Task details | Only the text is wanted; write out each record below exactly and exclude all pictures.

(Extracted records)
---
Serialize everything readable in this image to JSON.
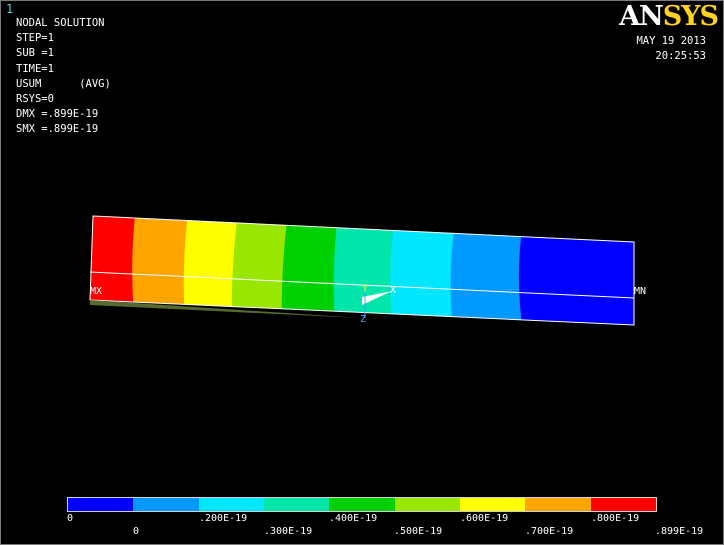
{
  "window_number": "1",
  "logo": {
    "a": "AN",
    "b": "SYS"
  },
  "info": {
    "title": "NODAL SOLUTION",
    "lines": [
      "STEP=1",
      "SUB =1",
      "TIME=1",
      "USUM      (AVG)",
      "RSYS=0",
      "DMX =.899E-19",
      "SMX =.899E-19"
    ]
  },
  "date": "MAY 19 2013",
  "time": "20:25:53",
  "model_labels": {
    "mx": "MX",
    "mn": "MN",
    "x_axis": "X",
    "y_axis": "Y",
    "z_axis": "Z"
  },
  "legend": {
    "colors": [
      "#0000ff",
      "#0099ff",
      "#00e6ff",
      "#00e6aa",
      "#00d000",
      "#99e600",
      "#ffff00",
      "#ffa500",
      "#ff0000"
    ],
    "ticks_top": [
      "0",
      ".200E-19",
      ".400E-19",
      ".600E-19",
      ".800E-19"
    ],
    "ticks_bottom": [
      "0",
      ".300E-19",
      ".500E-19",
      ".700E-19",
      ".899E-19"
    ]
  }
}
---
Task output |
Serialize everything readable in this image to JSON.
{
  "window_number": "1",
  "logo": {
    "a": "AN",
    "b": "SYS"
  },
  "info": {
    "title": "NODAL SOLUTION",
    "lines": [
      "STEP=1",
      "SUB =1",
      "TIME=1",
      "USUM      (AVG)",
      "RSYS=0",
      "DMX =.899E-19",
      "SMX =.899E-19"
    ]
  },
  "date": "MAY 19 2013",
  "time": "20:25:53",
  "model_labels": {
    "mx": "MX",
    "mn": "MN",
    "x_axis": "X",
    "y_axis": "Y",
    "z_axis": "Z"
  },
  "legend": {
    "colors": [
      "#0000ff",
      "#0099ff",
      "#00e6ff",
      "#00e6aa",
      "#00d000",
      "#99e600",
      "#ffff00",
      "#ffa500",
      "#ff0000"
    ],
    "ticks_top": [
      "0",
      ".200E-19",
      ".400E-19",
      ".600E-19",
      ".800E-19"
    ],
    "ticks_bottom": [
      "0",
      ".300E-19",
      ".500E-19",
      ".700E-19",
      ".899E-19"
    ]
  }
}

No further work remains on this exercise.